“It’s very hard to move the political ball forward when the Republicans and the Democrats are on opposite sides of each other,” Romero said. Even with immigration reform and the deferred action status, states can still deny driver’s licenses and in-state tuition for public universities to those who fall under the DREAM Act, issues the ACLU is tackling, he explained.
The ACLU has also filed a case in Seattle for unaccompanied minors from Central America to have access to counsel to slow the tide of deportation, he said.
In terms of abortion, Romero said the demand for protection and reproductive rights among a generation never without these services has to remain unequivocal.
Nonetheless, Romero said his work is not without moral struggle. During his career, Romero worked with Fred Phelps, a homophobic minister who staged protests during burials of fallen soldiers.

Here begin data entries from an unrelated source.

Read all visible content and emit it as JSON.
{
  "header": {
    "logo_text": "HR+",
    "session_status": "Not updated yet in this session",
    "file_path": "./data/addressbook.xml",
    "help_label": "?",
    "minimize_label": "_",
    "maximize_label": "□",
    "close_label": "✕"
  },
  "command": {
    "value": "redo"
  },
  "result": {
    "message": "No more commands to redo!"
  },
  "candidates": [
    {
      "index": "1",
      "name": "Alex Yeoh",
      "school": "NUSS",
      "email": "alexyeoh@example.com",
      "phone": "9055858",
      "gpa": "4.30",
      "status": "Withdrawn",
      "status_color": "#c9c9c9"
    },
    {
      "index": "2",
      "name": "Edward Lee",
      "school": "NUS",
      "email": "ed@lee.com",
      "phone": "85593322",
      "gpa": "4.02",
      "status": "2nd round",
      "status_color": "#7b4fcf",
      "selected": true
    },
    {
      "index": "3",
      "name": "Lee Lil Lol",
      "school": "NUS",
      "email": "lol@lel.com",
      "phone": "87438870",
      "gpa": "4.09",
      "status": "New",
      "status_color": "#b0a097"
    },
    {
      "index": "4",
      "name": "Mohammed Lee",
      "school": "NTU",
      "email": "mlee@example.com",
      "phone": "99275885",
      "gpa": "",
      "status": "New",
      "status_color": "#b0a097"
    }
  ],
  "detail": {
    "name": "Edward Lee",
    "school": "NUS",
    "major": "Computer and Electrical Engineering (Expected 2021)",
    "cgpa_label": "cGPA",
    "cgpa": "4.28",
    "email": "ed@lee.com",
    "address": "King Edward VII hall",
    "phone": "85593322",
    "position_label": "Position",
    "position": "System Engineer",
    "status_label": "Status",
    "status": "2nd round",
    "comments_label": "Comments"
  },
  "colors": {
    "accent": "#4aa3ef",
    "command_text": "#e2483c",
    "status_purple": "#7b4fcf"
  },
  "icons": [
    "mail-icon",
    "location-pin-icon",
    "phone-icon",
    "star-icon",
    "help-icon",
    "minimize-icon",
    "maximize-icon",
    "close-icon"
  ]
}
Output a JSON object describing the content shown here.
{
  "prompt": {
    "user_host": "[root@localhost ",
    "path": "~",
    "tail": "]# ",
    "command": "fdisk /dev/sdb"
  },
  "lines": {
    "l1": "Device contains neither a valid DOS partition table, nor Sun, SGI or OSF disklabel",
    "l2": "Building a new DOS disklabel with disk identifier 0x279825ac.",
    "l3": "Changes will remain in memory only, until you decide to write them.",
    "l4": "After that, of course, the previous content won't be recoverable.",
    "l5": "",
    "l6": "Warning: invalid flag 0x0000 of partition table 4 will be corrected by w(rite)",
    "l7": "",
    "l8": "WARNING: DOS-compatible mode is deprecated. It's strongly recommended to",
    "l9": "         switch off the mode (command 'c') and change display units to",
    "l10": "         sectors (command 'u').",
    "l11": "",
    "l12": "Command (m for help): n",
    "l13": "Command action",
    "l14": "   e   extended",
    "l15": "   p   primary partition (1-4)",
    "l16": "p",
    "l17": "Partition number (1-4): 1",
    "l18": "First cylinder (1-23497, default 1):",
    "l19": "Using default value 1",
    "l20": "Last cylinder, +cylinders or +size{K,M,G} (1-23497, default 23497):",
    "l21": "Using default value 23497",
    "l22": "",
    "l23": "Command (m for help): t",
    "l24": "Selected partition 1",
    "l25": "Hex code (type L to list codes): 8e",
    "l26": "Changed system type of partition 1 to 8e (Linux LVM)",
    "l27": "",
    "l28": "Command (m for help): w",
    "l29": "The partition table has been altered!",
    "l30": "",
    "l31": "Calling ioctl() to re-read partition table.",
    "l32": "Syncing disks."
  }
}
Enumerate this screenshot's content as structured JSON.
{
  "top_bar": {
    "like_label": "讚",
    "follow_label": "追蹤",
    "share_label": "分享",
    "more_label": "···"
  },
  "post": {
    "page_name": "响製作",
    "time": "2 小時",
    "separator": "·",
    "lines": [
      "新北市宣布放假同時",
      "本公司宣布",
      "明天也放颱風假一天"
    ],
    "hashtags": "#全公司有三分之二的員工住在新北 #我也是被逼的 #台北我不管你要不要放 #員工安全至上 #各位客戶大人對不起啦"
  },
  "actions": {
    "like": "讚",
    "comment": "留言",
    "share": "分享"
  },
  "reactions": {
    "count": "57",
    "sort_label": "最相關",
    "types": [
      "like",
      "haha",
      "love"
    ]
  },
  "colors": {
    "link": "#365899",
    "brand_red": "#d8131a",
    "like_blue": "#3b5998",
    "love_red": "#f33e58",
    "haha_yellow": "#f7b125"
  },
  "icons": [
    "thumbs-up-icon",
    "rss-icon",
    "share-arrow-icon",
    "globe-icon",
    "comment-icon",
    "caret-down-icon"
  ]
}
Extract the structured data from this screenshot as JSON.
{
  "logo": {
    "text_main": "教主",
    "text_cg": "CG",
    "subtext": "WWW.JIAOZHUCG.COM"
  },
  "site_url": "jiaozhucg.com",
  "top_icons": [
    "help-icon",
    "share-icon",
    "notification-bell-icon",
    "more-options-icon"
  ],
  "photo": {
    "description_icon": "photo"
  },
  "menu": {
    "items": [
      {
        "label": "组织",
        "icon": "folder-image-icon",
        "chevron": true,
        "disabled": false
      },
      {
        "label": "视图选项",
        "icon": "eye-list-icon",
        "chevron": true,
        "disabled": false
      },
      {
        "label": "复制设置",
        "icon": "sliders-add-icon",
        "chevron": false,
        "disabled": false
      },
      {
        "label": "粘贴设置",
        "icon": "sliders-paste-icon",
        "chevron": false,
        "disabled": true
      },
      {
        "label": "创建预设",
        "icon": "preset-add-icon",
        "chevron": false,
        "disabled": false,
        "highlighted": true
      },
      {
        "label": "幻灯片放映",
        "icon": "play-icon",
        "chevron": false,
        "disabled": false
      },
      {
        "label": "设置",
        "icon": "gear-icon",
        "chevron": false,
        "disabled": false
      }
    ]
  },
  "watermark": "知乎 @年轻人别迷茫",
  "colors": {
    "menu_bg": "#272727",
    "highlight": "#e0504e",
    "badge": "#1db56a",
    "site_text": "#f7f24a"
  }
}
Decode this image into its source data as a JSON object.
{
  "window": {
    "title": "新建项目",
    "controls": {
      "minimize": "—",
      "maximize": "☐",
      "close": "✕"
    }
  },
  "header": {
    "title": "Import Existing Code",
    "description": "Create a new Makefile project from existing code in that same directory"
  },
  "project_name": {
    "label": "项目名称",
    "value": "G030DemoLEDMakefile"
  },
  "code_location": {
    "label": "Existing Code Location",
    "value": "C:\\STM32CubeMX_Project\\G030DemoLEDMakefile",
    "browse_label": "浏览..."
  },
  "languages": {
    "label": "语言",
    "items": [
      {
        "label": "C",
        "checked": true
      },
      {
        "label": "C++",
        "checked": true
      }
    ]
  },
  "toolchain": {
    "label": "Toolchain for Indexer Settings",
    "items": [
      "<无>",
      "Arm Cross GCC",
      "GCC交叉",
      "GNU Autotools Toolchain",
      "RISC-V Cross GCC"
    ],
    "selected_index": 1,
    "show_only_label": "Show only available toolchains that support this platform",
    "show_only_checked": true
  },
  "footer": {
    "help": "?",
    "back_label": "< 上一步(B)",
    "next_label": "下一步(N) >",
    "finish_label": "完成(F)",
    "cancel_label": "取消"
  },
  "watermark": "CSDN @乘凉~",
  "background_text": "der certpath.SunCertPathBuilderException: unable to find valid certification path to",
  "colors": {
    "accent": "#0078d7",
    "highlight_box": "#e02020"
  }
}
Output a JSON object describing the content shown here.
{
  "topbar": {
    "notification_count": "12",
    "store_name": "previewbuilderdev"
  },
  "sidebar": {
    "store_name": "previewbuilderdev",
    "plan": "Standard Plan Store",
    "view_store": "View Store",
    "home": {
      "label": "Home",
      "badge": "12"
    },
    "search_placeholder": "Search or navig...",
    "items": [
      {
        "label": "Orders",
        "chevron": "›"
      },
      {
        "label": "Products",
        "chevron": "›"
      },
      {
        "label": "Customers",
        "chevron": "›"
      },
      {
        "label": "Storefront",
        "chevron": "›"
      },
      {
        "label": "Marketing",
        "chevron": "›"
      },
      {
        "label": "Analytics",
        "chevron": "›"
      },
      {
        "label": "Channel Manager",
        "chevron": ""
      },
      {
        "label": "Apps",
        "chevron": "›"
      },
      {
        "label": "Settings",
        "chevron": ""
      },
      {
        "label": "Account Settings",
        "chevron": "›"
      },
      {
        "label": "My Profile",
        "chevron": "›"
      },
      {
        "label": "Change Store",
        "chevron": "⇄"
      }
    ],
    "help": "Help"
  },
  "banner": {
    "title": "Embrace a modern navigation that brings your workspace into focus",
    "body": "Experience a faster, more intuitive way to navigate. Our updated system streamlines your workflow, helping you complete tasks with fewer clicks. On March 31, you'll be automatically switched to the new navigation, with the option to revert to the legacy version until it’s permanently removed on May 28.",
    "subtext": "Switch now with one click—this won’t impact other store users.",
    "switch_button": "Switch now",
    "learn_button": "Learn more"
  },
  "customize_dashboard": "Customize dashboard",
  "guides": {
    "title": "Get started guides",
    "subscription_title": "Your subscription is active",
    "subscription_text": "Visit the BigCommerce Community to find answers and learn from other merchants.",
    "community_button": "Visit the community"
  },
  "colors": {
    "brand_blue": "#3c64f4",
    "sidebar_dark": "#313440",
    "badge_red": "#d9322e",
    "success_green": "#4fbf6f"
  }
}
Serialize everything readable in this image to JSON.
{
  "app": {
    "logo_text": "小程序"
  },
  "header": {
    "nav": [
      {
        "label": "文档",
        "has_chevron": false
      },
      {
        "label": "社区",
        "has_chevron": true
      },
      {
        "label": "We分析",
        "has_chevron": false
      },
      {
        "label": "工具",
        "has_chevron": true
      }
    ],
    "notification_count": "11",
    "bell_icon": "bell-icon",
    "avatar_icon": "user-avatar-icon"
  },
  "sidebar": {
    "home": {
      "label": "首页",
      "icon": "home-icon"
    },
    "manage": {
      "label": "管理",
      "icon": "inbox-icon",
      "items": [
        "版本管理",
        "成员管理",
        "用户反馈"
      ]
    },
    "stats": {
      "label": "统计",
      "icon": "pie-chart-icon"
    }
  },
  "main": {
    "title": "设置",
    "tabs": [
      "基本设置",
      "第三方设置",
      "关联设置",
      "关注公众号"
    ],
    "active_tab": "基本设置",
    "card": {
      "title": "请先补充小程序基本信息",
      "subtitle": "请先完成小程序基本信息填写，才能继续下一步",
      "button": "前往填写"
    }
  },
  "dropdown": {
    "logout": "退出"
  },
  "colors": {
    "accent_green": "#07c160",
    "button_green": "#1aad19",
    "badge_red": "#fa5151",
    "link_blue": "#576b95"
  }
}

“As odious as it was, ACLU supported these protests," he said. "We can’t shut down these protests by law because if we had done so, somewhere down the line, the government can just as well shut down ‘Black Lives Matter 2020.’ ”
Romero also explained a controversial case in the 1970s in which Neo-Nazis tried to march through a community populated by Holocaust survivors. Following the ACLU’s decision to support the march, half the membership resigned and imperiled the organization financially.
“The idea of universal rights is that they are for everyone, not just those who we like,” Romero explained. “It's hard to defend the right of someone you hate.”
The event was sponsored by Princeton Progressives and the College Democrats. It took place at Friend Center Auditorium 101 at 7:30 p.m.